A Kansas grain company faces a wrongful death lawsuit brought by the families of four men who were among six killed when a grain silo exploded in October 2011.
The explosion at the Bartlett Grain Co. facility in Atchison, KS, killed six men ages 20 to 43.
Two of the men killed were inspectors who were not employees of Bartlett. Their families have also obtained attorneys, but their cases will be handled separately.
Bartlett’s president, Bob Knief, is just one of several of the grain company’s employees named in the lawsuit.
The allegations in the lawsuit are similar to citations issued by OSHA in April against Bartlett. OSHA issued five willful and eight serious violations for a total of $406,000 in fines. The company is contesting the fines.
The lawsuit accuses Bartlett of willfully ignoring safety rules before the explosion.
In the wrongful death lawsuit, the families of the four victims allege:
- workers weren’t properly trained to get rid of the combustible dust that led to the explosion, and
- dust cleaning practices and electrical connections at the plant were unsafe and inadequate.
The explosion also seriously injured two other employees. It blew a two- to three-story structure called a head house off the top of a 125-foot grain elevator.

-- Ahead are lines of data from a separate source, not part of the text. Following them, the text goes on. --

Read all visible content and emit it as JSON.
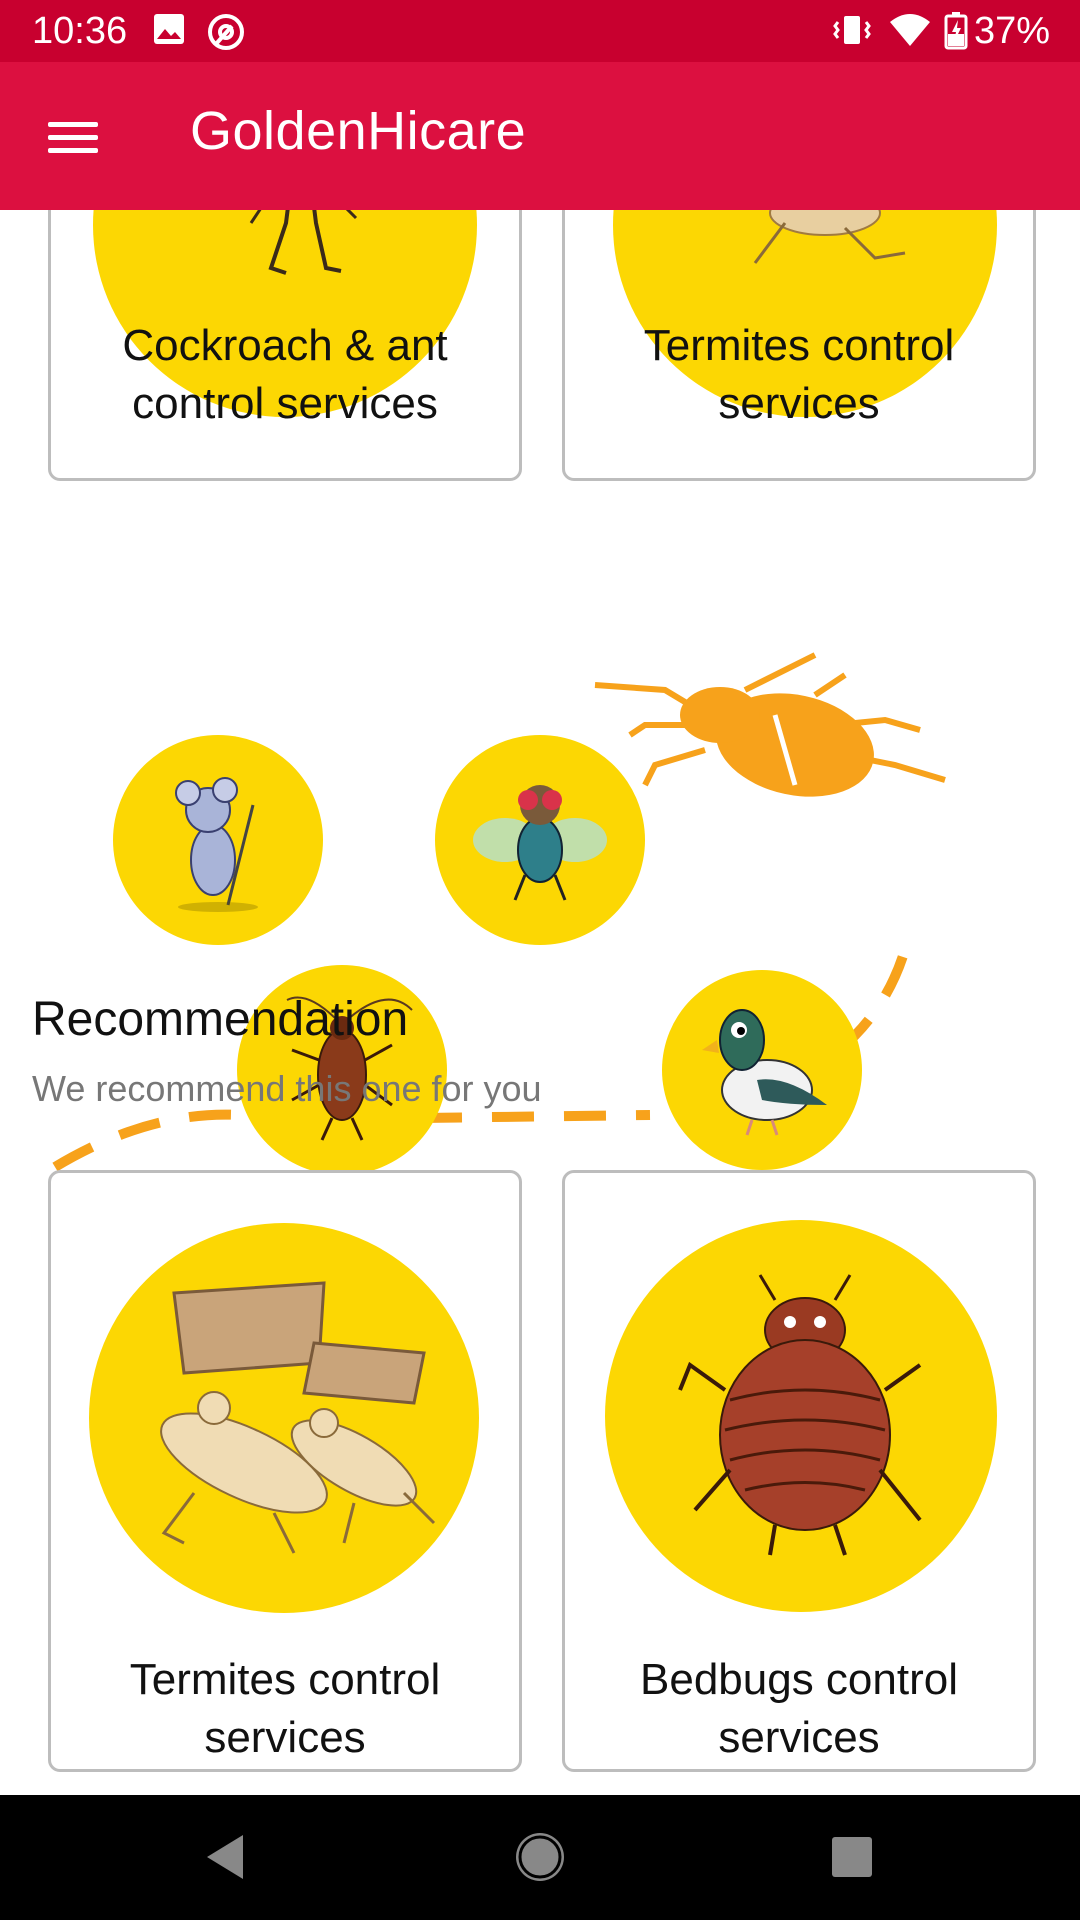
{
  "status_bar": {
    "time": "10:36",
    "battery": "37%",
    "icons": [
      "image-icon",
      "at-sign-icon",
      "vibrate-icon",
      "wifi-icon",
      "battery-charging-icon"
    ]
  },
  "app_bar": {
    "title": "GoldenHicare",
    "menu_icon": "hamburger-menu-icon"
  },
  "top_cards": [
    {
      "label_line1": "Cockroach & ant",
      "label_line2": "control services"
    },
    {
      "label_line1": "Termites control",
      "label_line2": "services"
    }
  ],
  "illustration": {
    "pests": [
      "mouse",
      "fly",
      "cockroach",
      "pigeon",
      "beetle"
    ]
  },
  "recommendation": {
    "title": "Recommendation",
    "subtitle": "We recommend this one for you",
    "cards": [
      {
        "label_line1": "Termites control",
        "label_line2": "services"
      },
      {
        "label_line1": "Bedbugs control",
        "label_line2": "services"
      }
    ]
  },
  "colors": {
    "status_bar": "#c8002f",
    "app_bar": "#dc1040",
    "accent_yellow": "#fcd703",
    "path_orange": "#f7a21b"
  },
  "nav_bar": {
    "icons": [
      "back-icon",
      "home-icon",
      "recents-icon"
    ]
  }
}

Residents reported feeling and hearing the explosion four miles away. People in Missouri saw the fireball.
While there has been no criminal prosecution of the company or its executives, an OSHA spokesman said in April when there are fatalities along with willful violations, the agency’s solicitor may consider forwarding the case to the Justice Department for further action.
Family opposes memorial
Just weeks ago, Bartlett announced plans to create a memorial in Atchison for the six men who died in the blast. The plan has drawn strong criticism from one victim’s family.
“It would be our recommendation that Bartlett invest in an extensive safety program designed to prevent another tragedy,” wrote Zoe and Kevin Bock, the mother and stepfather of Chad Roberts, 20, the youngest worker to die in the explosion.
Do you think it would be better for Bartlett to dedicate additional spending in its safety program to the memories of the workers who died rather than to build a memorial? Let us know what you think in the comments below.